Kenya's long rains too late for millions in need of aid

Published on 20 April 2006

WFP warns that despite a good start to the long rains falling in the epicenter of the regional drought, the suffering of millions of nomadic herders and subsistence farmers in Kenya would continue and even deepen.

WFP warned today that despite a good start to the long rains falling in the epicenter of the regional drought, the suffering of millions of nomadic herders and subsistence farmers in Kenya remained in desperate need of sustained assistance until they can rebuild their lives.

With the rains and flooding in some areas, getting food aid to these people only becomes harder and slower.

Tesema Negash, WFP Kenya Country Director

“Ironically, these rains bring little respite. While they have alleviated the immediate need for water, there is increased risk of people falling sick from drinking contaminated water, while livestock deaths have continued because the animals are too weak and vulnerable to diseases such as pneumonia when temperatures drop at night,” said Tesema Negash, WFP Kenya Country Director.

No quick fix

“Even normal rains won’t bring dead livestock back to life in the north or provide an immediate harvest in the east.

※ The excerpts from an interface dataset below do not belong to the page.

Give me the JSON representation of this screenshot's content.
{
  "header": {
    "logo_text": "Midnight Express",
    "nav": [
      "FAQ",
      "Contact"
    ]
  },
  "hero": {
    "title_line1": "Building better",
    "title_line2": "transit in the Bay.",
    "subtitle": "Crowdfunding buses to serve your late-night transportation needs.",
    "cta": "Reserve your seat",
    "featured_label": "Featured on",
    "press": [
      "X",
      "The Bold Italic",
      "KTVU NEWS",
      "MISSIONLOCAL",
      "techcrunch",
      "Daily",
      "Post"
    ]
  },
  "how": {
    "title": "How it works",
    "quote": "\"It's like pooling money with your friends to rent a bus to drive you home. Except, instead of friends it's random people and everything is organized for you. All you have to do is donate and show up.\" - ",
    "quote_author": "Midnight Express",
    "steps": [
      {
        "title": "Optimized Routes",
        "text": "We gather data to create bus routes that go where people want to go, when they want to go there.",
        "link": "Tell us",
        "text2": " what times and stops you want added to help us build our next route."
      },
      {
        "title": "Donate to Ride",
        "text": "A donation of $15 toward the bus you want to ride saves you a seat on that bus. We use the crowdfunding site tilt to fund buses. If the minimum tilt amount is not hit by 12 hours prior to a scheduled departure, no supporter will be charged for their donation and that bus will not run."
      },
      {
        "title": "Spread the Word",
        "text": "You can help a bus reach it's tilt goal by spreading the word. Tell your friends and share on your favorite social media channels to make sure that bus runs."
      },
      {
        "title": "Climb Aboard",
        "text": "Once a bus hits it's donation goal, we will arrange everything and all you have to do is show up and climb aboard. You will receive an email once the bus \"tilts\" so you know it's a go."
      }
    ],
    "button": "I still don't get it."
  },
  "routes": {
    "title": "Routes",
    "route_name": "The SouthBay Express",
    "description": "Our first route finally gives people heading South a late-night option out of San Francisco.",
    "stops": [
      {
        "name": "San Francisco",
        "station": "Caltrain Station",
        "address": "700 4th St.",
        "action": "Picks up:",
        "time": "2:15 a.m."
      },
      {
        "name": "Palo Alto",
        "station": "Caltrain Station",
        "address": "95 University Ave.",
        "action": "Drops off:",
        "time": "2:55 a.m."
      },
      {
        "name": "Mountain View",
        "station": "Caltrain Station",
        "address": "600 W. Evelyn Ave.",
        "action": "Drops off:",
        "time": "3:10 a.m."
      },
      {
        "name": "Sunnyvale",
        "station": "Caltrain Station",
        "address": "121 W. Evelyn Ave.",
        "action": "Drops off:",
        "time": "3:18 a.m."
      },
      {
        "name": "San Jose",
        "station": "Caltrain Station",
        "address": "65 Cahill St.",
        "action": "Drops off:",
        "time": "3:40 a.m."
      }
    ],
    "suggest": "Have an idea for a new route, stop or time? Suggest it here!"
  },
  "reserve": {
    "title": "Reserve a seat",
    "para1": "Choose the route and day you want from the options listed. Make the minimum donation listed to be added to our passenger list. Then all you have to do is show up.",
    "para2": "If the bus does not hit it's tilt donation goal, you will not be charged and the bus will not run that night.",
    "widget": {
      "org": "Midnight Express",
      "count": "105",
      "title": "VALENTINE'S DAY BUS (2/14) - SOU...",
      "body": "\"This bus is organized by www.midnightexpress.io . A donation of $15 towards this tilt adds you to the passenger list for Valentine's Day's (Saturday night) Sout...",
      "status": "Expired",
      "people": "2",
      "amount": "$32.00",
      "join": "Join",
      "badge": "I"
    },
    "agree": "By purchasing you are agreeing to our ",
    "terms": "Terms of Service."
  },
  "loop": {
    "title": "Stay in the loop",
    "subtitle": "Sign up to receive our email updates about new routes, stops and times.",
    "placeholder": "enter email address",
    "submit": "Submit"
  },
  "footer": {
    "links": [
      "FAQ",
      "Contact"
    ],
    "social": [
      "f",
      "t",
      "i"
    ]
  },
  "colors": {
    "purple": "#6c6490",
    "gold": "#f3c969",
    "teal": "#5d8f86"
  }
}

There is no quick fix to this emergency after five consecutive poor seasons,” Negash added.

Those people who have lost everything will need food and other assistance well into 2007 and beyond.

Even if the long rains - which should last until June – are normal after years of poor rains and drought in Kenya, and even if normal short rains follow (from October to December) it will take years to rebuild the livelihoods of the nomadic herders who have lost all their livestock and subsistence farmers who are now destitute.

“The most vulnerable families are those who have seen all their livestock perish or are unable to plant for the next harvest because they have no money left for seeds or fertilizer,” said Negash.

Impassable roads

“And with the rains and flooding in some areas, getting food aid to these people only becomes harder and slower because the poor sand roads become impassable in places for trucks,” Negash added.

Some transporters are refusing to load WFP food until roads open up. Such delays and the possibility that roads may remain closed over long periods will affect how many people can be fed in April.

For instance, WFP currently has no food stocks for this month's distributions in the worst-affected Mandera and Wajir districts in northeastern Kenya.

Increase number receiving food aid

A total of 2.9 million people received more than 28,000 metric tons of WFP food in the last four weeks through emergency general food distributions in the north and east of Kenya because of the drought.

In the next four weeks, WFP aims to increase the number receiving food to over three million people in addition to 500,000 children who will receive WFP meals at their schools in the hardest-hit areas.

But WFP has a shortfall of 54 percent or US$123 million on the US$225 million needed to feed up to 3.5 million through to February 2007.

Lack of cash

In March and April, WFP was forced to drop vegetable oil entirely from its rations and drastically cut the amount of nutritious corn-soya blend provided in the food basket in Kenya because of a lack of cash and late arrival of in-kind food contributions.

For the same reasons, no pulses will be provided in April.

WFP has steadily increased the numbers it is feeding each month, especially in the worst-affected areas in the northeast, and with its partners is registering new arrivals in need of food and other assistance.

Cruel escape

“Our donors have helped many people live through this drought, but it would be a cruel escape, if those who lost the most only suffer more in the months ahead because contributions dry up,” Negash added.

“We must stay the course, and help these people recover rather than abandon them because of the rains.”